▸ Your assignment
In the entries below, how many lines contain the string "kind"? Respond with the number only.

◆ ◆ ◆ ◆ ◆

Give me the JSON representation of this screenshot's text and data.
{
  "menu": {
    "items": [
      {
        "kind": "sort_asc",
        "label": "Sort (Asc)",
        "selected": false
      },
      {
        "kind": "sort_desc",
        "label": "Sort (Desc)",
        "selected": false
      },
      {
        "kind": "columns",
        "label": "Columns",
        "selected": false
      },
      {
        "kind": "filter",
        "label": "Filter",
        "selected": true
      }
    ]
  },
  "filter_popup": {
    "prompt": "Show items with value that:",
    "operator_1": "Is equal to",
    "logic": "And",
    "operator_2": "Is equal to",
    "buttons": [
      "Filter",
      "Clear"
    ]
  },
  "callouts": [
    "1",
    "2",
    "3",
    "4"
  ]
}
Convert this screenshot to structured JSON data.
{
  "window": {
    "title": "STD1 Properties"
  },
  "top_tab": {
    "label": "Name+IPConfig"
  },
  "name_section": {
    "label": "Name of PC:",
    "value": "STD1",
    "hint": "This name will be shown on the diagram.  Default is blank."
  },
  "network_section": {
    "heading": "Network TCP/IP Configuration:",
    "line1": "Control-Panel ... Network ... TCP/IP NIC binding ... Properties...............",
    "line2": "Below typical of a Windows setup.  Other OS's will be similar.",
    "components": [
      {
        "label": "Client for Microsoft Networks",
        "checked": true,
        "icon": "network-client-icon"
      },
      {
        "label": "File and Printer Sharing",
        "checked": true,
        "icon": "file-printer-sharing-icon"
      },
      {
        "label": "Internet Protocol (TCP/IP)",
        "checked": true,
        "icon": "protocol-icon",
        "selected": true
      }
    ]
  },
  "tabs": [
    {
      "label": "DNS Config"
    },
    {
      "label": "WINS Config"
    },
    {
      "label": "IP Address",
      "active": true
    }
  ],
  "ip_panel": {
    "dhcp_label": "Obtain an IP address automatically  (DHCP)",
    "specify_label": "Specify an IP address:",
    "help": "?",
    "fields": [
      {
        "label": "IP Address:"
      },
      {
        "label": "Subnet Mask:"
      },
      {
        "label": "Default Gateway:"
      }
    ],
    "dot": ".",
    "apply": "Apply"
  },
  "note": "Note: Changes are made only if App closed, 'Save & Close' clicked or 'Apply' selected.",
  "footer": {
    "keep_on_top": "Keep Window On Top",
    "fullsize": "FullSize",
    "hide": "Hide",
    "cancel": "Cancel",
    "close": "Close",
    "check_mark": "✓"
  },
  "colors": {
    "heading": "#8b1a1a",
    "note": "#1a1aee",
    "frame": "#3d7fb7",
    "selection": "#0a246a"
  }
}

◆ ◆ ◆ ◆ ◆

▸ Written solution
4